f: at 5th form level, an intermediate High School Diploma should be issued, 

g: both of these being built on a portfolio based profiling of student achievement, of which external exam certification should be simply one component.

h: At 6th form/community college level, certificates should build bridging and technical/academic units towards an Associate Degree. 6th form graduates should have an upper level High School Diploma, with again a portfolio based profile. 

i: Throughout the system, external examination results should be just one component.
Of course, all of this brings us back to the AA CCS proposal that I have been developing, for a regional cybercollege with microcampus local presence:

The proposed, 64 credit regional Associate in Arts, Concentration in Caribbean Christian Service
Such a programme, with integrated second chance secondary education and bridging studies, should be well suited for educational renewal.

In this whole construct, the introduction of a computer studies curriculum, as proposed above, would then serve as a key technical capacity building component.
So, with this Capacity Focus blog post, we have put down a third plank in the platform for targetted educational transformation for the Caribbean. In future posts, DV [let's try for one a week for now], we will look at other strategic action points.  END

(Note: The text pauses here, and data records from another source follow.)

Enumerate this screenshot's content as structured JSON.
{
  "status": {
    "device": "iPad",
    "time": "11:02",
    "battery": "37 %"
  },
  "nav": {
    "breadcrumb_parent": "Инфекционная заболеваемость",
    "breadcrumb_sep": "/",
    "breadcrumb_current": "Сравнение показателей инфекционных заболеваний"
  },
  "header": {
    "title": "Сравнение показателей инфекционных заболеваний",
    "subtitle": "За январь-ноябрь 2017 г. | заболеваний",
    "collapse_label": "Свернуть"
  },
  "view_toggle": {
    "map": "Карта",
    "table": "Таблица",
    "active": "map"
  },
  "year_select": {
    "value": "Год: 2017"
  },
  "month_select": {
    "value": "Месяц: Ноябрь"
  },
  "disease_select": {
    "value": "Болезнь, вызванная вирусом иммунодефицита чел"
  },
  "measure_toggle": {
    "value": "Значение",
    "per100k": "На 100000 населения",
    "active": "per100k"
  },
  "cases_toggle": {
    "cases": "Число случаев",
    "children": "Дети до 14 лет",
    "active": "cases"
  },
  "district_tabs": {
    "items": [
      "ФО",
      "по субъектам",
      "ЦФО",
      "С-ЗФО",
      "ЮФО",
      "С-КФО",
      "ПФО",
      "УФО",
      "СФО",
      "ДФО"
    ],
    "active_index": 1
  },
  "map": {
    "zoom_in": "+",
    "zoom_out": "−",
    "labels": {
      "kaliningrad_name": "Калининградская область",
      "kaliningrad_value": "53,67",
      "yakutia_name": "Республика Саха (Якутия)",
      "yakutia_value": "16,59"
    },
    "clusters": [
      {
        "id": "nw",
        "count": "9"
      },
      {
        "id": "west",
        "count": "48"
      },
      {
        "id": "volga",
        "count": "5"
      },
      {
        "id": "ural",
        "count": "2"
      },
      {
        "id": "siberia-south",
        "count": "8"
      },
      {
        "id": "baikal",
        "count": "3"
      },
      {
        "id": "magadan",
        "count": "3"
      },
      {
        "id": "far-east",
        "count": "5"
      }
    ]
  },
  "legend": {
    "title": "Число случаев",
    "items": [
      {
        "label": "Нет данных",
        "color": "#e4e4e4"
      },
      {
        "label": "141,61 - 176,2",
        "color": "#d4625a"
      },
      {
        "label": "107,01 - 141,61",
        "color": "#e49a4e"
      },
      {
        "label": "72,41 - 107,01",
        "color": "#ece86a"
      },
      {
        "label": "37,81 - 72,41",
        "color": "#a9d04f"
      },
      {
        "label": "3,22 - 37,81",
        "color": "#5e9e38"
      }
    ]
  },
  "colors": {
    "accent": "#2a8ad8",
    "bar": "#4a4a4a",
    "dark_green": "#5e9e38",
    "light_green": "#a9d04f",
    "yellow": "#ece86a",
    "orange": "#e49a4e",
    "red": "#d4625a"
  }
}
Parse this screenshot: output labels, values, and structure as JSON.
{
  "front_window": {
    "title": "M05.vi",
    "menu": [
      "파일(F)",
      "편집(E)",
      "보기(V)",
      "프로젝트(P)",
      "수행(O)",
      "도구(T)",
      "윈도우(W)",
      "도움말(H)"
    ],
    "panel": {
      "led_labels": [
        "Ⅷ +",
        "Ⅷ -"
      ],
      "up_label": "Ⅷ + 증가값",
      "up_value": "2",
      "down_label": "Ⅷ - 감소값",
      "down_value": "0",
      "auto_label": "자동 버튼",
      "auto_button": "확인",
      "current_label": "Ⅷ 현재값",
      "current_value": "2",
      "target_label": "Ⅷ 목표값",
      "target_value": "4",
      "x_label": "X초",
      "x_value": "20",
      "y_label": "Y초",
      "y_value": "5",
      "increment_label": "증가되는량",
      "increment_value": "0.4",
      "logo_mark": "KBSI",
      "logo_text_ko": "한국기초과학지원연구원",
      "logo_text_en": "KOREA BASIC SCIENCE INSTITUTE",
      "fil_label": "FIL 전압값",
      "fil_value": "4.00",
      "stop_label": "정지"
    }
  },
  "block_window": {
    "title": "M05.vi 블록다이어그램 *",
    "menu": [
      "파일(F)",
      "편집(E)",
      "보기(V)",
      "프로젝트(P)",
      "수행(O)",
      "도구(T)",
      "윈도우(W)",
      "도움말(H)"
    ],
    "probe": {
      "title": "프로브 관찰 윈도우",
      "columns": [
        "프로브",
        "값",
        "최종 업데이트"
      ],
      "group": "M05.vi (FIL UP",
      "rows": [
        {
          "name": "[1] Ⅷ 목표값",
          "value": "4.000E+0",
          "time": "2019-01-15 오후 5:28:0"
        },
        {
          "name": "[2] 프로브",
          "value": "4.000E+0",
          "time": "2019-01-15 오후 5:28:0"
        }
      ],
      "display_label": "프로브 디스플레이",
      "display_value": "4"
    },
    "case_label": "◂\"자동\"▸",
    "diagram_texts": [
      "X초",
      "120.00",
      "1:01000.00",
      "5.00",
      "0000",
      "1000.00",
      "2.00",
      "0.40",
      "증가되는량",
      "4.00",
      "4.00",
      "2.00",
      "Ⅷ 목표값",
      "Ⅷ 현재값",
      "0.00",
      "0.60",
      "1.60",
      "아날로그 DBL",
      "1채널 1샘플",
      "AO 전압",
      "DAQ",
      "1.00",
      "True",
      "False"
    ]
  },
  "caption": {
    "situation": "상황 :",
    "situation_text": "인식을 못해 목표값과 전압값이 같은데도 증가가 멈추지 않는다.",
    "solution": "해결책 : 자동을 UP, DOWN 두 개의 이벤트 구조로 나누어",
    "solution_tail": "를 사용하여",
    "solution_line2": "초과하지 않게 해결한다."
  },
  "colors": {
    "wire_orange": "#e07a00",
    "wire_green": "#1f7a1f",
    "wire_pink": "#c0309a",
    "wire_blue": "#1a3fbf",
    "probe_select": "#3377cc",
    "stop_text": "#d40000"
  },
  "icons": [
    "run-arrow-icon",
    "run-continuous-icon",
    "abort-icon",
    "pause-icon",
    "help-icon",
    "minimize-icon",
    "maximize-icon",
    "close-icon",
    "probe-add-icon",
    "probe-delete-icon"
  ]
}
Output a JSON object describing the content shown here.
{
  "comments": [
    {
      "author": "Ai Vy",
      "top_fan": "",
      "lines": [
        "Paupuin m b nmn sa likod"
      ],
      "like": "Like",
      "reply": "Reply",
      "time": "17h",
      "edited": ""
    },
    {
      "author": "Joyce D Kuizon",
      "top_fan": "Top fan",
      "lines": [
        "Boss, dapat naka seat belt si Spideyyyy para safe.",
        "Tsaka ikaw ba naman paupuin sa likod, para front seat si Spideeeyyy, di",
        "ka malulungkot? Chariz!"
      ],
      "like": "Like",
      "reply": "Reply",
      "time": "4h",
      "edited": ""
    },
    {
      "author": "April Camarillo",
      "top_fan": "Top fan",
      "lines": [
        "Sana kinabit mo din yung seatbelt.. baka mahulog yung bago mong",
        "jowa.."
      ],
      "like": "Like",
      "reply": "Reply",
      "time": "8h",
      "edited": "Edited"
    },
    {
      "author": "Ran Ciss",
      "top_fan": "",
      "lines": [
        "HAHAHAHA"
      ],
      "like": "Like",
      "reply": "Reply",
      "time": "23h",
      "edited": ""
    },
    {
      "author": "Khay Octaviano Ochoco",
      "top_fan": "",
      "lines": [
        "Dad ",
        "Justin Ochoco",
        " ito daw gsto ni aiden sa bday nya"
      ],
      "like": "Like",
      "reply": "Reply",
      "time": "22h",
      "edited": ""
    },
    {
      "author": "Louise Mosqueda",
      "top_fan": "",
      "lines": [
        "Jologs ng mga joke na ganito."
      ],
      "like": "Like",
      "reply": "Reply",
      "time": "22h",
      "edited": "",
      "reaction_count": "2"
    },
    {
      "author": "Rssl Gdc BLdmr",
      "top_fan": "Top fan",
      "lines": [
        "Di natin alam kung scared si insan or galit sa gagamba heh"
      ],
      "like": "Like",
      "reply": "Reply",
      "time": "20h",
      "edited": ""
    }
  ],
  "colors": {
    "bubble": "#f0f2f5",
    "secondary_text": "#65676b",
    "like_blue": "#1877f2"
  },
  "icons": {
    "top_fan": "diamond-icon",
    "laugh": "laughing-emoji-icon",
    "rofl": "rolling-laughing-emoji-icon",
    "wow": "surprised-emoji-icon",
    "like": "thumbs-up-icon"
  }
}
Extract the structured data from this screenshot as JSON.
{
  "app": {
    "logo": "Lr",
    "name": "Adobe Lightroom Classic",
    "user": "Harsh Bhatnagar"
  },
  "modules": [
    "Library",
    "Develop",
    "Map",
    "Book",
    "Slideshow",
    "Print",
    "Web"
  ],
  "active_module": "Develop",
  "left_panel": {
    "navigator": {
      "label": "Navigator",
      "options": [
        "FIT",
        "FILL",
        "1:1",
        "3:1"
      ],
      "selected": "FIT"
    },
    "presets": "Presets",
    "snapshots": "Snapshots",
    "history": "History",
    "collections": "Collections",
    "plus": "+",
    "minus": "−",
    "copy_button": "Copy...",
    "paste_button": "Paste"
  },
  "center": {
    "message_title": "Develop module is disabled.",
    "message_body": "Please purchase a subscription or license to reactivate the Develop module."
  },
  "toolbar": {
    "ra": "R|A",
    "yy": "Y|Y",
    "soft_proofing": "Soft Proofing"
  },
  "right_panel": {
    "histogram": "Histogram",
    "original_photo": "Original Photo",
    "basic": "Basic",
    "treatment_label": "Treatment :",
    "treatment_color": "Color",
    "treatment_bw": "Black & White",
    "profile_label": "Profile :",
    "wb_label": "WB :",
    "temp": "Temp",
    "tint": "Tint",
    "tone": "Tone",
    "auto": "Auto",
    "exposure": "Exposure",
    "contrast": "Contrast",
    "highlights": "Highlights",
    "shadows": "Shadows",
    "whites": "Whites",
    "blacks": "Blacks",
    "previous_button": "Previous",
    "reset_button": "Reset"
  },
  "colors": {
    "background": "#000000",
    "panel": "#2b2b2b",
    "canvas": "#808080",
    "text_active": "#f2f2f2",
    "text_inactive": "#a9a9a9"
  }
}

*F/N: Blender seems to have a problem, by which some video cards apparently have incompatibilities. This manifests as a white rectangle instead of a video preview for video strips with the Video Sequence Editor. As a workaround, if the render is set to a power of two, e.g. 512 x 512 or 1024 x 1024, the editor preview will work, though of course the image as seen there may be distorted somewhat.

No comments: